** Problem statement **
Within these entries, how many lines contain the word "sürmeli"? Answer with the number alone.

(Stored data)
····················
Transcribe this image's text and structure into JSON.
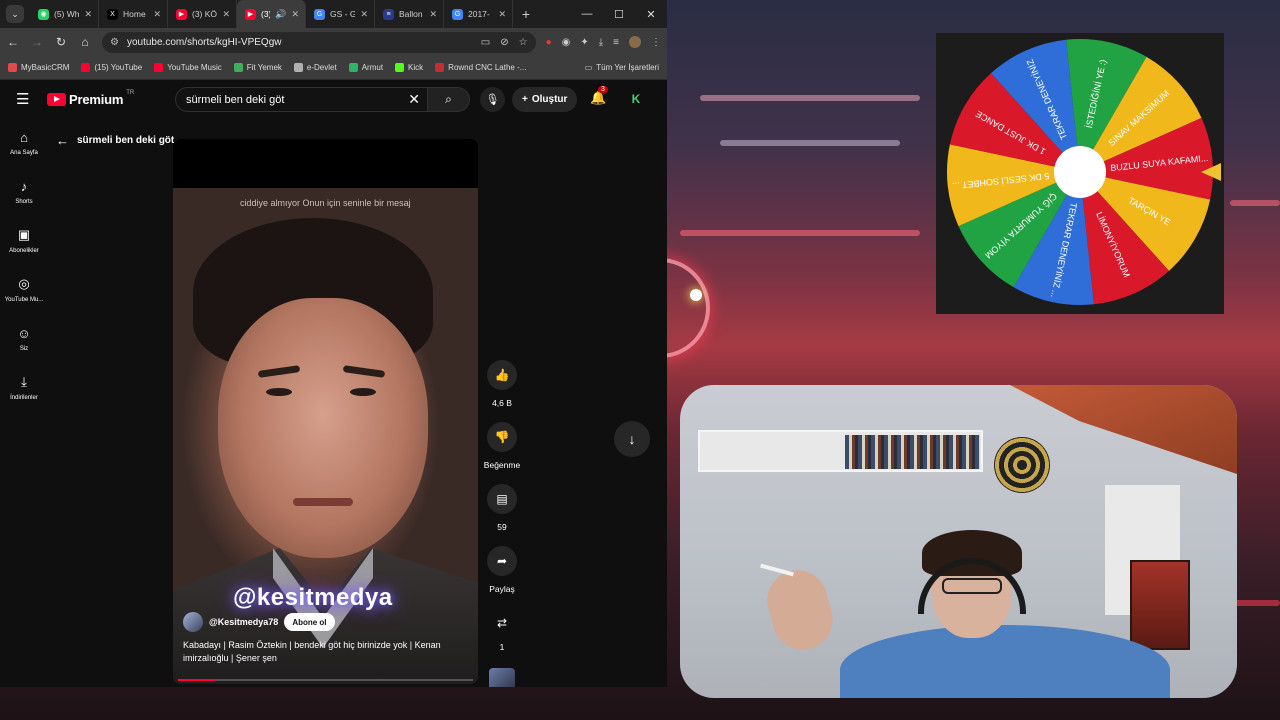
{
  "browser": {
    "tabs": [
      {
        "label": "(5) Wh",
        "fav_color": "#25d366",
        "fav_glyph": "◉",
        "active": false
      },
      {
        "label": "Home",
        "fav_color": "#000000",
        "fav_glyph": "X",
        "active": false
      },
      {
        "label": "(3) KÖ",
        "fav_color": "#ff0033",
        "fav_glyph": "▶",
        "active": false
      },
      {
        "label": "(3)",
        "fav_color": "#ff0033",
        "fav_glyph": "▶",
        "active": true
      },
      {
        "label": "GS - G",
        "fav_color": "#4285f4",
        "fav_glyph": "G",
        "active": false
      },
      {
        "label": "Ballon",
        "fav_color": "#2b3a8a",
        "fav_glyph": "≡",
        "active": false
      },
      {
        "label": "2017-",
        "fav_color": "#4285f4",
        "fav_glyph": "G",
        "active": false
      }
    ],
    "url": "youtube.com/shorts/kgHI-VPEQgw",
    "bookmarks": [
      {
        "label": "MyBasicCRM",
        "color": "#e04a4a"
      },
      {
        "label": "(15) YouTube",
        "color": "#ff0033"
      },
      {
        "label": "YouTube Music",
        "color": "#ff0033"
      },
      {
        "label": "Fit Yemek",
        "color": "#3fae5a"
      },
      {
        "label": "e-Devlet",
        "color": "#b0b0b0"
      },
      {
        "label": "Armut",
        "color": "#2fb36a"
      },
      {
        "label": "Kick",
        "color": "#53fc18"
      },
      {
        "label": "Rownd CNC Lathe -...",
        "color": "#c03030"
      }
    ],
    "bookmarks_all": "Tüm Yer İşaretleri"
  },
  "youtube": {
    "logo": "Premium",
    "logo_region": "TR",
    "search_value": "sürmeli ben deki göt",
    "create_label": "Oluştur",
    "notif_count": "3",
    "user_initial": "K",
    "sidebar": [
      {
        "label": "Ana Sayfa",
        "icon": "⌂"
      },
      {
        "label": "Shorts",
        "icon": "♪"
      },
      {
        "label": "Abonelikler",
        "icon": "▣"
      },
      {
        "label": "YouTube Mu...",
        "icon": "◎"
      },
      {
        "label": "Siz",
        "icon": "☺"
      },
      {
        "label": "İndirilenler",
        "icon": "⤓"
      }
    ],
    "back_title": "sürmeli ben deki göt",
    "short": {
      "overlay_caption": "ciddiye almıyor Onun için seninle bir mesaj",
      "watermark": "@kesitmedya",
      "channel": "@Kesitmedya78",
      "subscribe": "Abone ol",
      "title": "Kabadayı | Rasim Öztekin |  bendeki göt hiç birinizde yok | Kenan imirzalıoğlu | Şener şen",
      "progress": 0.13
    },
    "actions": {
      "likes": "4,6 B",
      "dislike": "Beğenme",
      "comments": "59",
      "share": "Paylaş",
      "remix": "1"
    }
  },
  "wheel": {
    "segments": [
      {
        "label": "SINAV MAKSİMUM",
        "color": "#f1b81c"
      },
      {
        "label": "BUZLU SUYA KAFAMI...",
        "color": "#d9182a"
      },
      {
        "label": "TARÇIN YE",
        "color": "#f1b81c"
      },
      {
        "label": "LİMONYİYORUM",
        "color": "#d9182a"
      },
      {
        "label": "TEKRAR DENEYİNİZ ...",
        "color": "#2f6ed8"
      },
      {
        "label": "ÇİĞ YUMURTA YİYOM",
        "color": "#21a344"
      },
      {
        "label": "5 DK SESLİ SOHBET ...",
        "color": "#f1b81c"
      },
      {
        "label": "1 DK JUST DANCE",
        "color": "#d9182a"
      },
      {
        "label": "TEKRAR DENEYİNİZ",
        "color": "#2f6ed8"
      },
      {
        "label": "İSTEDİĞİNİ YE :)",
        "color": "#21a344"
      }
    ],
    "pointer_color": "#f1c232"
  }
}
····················
** Reply **
2